*** DATA FOR THE TASK Section Begins ***

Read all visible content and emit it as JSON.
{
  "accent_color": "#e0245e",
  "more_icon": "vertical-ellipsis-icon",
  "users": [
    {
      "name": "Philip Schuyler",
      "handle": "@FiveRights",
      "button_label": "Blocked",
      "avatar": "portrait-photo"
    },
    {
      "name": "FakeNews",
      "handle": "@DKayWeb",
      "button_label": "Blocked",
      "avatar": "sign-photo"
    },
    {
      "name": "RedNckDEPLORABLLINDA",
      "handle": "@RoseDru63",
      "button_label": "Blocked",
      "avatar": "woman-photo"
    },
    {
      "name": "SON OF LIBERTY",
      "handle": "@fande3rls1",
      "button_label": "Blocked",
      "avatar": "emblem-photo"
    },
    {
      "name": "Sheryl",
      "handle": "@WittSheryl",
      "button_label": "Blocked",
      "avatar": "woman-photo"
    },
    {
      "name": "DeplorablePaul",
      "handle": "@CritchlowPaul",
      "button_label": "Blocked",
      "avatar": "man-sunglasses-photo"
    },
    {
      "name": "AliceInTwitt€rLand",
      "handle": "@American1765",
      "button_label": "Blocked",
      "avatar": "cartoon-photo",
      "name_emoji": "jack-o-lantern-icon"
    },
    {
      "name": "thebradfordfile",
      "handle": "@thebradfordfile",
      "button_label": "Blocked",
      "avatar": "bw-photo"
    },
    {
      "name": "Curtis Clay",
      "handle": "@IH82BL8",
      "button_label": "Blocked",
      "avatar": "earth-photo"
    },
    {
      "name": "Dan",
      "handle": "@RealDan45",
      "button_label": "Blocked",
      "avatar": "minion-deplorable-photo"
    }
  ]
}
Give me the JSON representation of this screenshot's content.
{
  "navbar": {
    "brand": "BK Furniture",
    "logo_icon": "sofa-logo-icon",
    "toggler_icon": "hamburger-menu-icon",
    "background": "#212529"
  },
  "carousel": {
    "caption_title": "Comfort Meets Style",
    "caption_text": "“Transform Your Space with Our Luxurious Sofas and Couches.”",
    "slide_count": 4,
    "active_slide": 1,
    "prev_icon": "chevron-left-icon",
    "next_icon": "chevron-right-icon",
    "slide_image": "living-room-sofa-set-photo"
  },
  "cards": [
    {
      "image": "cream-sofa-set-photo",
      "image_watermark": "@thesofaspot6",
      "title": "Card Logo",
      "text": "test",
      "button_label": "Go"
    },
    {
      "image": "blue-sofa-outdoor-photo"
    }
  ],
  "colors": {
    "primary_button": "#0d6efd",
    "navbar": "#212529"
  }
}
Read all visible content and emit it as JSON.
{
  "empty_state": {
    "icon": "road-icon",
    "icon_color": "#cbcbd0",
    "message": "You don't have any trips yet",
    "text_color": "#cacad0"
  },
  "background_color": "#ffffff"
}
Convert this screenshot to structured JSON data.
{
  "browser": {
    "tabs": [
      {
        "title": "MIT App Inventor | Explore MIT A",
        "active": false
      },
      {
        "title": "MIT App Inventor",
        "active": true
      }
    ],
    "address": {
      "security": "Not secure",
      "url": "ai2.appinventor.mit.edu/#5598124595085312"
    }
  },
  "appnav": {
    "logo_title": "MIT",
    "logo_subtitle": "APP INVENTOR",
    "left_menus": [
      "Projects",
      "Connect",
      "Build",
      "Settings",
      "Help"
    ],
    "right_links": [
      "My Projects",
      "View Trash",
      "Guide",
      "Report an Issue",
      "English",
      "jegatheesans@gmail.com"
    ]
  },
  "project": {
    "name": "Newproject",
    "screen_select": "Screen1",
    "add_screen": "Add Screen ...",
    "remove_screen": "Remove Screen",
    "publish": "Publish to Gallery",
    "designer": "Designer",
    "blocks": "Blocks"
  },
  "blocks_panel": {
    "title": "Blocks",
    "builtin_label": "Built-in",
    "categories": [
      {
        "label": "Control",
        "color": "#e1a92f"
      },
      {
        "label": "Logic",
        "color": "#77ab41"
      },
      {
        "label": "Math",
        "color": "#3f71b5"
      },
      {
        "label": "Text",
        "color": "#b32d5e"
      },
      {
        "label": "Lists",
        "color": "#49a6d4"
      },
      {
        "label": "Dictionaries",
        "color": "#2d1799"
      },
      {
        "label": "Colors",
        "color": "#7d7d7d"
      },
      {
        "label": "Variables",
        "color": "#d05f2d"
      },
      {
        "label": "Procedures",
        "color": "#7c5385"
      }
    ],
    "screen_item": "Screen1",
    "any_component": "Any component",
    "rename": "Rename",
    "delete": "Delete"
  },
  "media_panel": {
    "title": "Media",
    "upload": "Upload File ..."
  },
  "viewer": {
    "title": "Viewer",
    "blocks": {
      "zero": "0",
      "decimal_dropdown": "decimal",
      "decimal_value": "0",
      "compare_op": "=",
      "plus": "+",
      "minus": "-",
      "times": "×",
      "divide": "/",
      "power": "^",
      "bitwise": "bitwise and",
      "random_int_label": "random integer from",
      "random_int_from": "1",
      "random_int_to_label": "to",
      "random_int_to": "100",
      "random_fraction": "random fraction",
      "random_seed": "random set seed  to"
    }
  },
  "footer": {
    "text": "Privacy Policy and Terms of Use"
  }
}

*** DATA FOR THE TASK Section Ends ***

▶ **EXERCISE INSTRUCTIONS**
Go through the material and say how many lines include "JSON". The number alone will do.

▶ **ANSWER TO THIS PROBLEM**
4